*TRY IT*
I'd like every line from the material below that has "Download" in it.
[Start of Attachment]
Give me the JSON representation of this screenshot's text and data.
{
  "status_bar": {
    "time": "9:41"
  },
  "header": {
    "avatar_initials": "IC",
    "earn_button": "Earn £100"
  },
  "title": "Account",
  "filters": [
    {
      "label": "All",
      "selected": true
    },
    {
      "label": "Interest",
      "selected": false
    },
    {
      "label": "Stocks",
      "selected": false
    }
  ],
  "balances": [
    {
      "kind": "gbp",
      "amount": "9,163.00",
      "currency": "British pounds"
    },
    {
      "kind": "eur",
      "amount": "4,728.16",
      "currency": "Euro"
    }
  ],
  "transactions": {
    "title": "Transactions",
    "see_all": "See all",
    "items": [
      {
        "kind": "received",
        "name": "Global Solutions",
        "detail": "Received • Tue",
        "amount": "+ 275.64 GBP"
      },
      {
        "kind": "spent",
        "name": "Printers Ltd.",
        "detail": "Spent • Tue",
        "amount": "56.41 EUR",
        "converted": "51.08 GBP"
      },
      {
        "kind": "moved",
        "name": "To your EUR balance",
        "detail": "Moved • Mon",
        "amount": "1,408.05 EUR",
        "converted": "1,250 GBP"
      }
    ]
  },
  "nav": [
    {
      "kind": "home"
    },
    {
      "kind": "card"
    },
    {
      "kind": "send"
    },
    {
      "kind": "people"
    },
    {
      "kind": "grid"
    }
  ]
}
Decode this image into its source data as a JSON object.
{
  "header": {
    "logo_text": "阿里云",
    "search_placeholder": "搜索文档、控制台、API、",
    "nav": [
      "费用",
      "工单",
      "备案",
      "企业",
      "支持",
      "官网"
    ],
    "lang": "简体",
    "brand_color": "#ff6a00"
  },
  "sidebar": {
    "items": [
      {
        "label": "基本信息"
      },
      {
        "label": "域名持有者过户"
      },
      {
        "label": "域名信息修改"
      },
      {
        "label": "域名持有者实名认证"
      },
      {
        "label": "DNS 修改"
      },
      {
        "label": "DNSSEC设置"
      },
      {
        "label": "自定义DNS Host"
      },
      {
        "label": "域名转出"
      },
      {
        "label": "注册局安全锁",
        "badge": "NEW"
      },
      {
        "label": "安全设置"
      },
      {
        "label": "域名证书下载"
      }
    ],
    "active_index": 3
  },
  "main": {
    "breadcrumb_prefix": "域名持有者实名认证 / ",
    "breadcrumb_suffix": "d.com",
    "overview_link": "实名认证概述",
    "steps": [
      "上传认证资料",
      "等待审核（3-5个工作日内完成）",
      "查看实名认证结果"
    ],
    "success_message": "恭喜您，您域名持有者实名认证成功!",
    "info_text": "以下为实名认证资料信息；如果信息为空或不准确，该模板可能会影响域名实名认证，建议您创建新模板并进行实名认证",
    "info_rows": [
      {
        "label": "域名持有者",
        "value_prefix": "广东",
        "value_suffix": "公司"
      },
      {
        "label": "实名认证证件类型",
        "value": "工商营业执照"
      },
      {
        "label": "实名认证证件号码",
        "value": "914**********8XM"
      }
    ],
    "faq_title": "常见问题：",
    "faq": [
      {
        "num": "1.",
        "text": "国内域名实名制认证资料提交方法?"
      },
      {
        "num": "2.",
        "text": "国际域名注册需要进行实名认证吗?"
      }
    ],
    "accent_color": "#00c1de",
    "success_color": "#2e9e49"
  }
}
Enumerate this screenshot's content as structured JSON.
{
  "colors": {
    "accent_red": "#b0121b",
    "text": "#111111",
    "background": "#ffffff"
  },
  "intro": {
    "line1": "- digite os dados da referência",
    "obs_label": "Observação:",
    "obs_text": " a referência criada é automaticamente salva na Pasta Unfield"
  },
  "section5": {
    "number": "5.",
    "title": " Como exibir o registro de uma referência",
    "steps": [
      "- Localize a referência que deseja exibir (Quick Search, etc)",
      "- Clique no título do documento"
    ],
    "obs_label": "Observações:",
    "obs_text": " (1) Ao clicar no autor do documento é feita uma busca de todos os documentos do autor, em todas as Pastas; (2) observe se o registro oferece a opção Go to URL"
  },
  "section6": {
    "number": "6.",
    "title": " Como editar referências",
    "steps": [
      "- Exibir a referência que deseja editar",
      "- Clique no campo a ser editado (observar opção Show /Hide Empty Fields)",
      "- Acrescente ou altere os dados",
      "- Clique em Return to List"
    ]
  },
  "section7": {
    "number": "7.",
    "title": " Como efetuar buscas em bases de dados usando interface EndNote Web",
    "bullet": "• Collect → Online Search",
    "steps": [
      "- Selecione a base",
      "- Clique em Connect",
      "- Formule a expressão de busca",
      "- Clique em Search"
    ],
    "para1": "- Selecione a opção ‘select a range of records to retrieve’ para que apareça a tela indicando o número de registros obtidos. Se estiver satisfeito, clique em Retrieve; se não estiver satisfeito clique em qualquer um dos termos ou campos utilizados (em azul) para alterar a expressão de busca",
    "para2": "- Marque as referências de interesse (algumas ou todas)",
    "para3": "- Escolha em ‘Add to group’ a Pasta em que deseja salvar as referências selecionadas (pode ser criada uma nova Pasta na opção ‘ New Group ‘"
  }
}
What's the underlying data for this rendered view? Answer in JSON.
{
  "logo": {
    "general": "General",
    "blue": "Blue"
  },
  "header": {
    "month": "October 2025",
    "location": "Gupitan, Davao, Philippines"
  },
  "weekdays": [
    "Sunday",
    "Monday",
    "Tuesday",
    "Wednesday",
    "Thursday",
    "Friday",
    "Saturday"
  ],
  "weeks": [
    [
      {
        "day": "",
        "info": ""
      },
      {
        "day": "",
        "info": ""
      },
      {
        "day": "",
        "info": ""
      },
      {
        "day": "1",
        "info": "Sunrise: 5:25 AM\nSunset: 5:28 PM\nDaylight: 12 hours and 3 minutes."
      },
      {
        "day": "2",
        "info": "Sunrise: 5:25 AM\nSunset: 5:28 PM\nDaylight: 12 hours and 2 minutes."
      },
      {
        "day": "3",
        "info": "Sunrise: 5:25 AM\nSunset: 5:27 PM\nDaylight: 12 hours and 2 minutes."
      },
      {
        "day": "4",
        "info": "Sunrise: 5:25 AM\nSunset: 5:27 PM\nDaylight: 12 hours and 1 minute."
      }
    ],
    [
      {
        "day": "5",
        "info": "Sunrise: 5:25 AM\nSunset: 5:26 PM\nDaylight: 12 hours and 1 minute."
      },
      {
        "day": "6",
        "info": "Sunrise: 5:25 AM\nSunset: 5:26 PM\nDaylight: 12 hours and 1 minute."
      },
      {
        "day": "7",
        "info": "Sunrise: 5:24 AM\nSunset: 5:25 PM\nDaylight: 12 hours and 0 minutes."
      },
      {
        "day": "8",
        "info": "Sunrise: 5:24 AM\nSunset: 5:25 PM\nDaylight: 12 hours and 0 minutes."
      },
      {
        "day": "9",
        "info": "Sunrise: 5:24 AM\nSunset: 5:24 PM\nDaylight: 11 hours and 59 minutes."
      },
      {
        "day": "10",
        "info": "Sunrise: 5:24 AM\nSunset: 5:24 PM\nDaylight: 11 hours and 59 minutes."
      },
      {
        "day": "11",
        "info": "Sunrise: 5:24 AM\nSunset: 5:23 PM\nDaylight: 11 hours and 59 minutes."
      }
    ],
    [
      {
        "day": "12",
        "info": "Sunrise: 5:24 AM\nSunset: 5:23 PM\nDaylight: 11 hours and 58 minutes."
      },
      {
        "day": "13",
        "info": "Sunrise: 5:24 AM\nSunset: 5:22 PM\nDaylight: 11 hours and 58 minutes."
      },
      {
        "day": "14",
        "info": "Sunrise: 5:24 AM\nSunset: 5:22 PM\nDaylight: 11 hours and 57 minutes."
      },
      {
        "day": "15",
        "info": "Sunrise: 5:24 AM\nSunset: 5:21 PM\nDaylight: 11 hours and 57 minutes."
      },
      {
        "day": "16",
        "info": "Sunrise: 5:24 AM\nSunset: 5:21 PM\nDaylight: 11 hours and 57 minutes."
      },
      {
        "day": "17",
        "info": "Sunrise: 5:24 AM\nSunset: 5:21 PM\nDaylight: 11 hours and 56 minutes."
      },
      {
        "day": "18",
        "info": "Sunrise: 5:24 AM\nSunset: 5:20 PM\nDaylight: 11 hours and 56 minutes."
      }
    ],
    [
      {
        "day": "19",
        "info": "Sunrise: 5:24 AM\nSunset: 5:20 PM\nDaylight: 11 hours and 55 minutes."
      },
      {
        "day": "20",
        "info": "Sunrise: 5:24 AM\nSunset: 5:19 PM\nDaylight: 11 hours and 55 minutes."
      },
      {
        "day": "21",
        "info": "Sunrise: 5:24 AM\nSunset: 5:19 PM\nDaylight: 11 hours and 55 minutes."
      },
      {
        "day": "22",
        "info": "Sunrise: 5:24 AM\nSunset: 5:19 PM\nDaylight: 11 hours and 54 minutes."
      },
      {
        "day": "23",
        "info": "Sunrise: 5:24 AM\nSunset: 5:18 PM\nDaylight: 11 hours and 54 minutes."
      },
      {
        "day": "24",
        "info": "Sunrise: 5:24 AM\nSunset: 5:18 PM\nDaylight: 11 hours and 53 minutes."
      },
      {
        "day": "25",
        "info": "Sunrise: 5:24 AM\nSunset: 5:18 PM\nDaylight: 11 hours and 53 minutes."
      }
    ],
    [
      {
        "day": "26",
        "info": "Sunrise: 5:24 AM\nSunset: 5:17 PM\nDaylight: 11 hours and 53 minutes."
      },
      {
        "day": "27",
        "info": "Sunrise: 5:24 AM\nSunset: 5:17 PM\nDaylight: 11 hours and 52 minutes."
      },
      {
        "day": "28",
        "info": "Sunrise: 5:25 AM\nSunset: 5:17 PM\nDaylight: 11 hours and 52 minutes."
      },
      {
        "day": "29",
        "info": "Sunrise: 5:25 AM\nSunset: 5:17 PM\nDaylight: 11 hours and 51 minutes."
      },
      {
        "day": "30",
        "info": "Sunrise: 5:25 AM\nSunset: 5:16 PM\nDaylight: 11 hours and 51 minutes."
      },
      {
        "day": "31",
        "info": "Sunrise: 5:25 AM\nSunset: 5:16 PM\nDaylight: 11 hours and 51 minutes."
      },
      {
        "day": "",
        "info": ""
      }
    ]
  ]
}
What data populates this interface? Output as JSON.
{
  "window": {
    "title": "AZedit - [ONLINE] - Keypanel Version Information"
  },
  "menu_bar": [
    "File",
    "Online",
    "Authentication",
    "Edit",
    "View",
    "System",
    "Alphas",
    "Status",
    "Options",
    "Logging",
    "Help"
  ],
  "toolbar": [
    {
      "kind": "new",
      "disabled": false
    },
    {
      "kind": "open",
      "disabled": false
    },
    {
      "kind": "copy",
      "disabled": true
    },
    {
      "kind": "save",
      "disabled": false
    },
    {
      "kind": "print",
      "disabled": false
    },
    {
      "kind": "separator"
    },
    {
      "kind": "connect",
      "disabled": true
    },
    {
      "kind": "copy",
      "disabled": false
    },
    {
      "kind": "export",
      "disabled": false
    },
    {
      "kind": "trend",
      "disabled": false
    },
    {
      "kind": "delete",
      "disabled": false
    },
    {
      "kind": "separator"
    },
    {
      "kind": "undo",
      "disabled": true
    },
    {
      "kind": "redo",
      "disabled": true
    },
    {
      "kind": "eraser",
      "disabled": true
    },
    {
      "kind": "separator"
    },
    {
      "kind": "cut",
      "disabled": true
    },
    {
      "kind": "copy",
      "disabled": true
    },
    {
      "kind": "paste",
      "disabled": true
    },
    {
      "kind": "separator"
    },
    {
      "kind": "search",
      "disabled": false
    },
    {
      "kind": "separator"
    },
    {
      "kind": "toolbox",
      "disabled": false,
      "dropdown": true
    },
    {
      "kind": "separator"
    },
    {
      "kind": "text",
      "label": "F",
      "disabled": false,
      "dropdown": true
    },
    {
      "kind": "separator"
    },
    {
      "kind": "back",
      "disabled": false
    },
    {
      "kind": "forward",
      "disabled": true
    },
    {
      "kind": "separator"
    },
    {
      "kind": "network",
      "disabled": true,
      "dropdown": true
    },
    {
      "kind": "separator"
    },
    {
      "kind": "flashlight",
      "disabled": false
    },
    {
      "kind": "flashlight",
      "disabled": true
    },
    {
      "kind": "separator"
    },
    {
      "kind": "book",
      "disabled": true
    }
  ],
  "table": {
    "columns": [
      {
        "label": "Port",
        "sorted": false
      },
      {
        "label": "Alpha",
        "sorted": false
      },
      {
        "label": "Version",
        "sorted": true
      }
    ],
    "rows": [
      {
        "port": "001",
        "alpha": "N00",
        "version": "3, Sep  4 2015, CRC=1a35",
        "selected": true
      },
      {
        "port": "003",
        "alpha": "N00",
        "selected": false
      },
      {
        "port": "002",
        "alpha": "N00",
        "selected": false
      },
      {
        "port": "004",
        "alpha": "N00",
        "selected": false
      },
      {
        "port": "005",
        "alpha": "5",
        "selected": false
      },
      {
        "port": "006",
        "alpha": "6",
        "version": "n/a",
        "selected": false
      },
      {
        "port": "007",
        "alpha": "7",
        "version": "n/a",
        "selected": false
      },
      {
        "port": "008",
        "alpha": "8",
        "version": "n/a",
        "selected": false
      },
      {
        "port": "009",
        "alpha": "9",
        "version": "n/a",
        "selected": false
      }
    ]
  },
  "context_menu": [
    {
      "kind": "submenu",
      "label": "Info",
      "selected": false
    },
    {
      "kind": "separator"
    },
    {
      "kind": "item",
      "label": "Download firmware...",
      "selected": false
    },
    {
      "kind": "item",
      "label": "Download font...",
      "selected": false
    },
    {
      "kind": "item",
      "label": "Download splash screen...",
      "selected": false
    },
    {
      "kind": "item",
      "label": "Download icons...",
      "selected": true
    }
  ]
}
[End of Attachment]
*FINISHED EXERCISE*
      "label": "Download firmware...",
      "label": "Download font...",
      "label": "Download splash screen...",
      "label": "Download icons...",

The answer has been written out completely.